=== Begin Enclosure ===

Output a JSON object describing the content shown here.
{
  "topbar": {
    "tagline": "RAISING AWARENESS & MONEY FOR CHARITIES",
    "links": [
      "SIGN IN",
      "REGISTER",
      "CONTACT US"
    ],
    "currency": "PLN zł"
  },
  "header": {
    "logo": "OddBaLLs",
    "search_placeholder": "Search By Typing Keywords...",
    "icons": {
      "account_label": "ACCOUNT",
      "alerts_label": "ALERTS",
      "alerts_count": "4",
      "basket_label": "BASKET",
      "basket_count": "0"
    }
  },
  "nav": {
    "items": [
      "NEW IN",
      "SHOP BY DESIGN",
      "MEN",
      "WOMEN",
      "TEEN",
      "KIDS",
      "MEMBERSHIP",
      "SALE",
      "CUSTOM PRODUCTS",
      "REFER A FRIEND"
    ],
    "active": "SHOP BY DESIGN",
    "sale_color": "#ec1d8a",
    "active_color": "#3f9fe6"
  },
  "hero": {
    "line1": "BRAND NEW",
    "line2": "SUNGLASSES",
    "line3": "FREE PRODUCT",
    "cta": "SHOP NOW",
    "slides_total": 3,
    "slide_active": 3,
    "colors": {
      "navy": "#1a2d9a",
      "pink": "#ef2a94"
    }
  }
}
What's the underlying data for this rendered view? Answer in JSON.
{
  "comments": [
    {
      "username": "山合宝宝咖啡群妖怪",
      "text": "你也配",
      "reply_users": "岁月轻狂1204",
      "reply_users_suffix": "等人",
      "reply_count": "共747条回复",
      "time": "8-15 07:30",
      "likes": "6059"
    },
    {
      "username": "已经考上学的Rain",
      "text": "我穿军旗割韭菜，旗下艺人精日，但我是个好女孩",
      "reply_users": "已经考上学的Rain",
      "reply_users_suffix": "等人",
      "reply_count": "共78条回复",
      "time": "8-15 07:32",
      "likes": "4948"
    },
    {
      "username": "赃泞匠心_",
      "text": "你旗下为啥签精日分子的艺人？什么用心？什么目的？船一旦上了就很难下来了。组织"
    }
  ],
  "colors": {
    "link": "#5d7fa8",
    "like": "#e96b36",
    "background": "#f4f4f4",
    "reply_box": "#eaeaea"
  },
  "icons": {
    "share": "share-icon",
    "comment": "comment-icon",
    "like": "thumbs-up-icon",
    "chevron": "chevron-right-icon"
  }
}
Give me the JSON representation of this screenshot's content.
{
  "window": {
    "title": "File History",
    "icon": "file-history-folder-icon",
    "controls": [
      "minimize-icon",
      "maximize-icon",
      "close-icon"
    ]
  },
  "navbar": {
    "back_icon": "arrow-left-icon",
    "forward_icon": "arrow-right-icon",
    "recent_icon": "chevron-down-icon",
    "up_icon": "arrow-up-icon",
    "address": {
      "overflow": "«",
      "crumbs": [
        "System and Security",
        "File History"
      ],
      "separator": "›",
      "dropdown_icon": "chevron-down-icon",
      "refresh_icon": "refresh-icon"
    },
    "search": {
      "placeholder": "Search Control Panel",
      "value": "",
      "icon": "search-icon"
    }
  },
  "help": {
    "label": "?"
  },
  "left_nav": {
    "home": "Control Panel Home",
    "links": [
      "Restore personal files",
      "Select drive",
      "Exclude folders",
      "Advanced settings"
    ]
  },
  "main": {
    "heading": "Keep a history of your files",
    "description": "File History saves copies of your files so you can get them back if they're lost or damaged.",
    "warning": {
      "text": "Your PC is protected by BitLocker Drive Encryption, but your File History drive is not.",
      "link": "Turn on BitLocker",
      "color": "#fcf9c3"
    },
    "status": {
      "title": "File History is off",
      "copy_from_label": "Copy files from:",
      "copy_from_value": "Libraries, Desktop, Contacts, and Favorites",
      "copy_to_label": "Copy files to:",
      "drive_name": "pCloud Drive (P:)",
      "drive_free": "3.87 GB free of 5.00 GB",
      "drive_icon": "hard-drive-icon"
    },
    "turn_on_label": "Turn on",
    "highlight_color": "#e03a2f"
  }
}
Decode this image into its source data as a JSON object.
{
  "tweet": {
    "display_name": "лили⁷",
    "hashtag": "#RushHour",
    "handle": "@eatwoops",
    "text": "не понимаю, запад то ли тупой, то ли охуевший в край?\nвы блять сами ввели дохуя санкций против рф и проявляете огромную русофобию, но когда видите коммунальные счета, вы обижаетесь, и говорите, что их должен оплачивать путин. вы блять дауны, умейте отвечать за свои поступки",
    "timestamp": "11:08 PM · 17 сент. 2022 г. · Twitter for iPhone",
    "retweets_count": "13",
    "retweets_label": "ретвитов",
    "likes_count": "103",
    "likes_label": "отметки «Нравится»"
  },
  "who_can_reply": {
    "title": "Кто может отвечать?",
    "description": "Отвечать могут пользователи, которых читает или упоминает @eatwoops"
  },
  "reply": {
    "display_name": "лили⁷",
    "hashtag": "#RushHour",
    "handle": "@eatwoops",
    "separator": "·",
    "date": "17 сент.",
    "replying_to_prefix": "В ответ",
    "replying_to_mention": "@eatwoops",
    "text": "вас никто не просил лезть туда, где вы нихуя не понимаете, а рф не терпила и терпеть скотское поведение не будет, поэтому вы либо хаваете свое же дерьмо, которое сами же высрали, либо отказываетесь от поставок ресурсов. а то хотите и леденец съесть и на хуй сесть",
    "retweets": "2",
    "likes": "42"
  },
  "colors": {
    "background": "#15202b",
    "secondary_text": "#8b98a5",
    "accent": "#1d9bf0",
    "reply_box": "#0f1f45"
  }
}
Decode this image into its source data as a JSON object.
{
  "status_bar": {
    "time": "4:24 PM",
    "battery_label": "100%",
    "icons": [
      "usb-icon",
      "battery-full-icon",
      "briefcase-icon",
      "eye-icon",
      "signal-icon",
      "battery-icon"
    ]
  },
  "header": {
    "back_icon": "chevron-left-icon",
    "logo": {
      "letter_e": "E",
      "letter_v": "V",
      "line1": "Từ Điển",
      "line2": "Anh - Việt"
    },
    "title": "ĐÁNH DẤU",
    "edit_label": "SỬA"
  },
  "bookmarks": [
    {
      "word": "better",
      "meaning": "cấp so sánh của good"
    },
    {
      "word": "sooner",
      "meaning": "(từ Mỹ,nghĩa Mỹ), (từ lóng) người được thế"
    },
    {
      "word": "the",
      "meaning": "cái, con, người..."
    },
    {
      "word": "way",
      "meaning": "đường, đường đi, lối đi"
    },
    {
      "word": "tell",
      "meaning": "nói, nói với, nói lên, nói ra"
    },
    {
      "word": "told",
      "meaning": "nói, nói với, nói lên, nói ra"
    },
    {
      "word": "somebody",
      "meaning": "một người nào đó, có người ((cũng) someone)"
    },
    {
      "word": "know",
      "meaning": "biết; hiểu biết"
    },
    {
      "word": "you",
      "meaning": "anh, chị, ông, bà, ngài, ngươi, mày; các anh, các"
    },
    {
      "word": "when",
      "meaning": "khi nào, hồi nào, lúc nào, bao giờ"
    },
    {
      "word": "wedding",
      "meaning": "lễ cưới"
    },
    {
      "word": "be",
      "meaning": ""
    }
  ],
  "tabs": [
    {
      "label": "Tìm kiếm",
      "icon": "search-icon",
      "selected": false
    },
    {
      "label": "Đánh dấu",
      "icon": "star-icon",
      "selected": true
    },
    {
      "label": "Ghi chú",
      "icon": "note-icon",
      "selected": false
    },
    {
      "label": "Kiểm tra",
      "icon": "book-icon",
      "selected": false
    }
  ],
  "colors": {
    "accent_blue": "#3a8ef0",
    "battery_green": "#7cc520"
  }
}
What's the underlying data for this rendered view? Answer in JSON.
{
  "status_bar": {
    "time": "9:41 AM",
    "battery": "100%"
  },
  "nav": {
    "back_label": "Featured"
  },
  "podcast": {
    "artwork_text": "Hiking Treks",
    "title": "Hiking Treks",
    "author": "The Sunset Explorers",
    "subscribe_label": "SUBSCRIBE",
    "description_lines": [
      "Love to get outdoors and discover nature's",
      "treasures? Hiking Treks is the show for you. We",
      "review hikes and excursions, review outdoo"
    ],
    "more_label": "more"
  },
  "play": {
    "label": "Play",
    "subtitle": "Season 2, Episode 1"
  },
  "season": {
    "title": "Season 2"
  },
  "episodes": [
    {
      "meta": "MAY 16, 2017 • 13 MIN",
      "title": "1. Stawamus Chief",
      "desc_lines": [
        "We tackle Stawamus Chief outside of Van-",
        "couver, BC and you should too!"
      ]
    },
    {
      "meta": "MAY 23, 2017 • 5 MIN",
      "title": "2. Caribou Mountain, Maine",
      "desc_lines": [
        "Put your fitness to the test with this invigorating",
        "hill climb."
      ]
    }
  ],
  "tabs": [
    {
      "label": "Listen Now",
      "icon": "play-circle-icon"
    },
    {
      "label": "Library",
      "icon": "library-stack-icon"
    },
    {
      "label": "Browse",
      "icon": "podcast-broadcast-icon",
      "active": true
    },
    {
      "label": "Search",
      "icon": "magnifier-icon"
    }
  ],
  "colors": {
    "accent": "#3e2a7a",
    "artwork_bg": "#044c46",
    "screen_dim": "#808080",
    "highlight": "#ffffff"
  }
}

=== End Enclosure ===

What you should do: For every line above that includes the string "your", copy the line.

Exercise result:
    "heading": "Keep a history of your files",
    "description": "File History saves copies of your files so you can get them back if they're lost or damaged.",
      "text": "Your PC is protected by BitLocker Drive Encryption, but your File History drive is not.",
        "Put your fitness to the test with this invigorating",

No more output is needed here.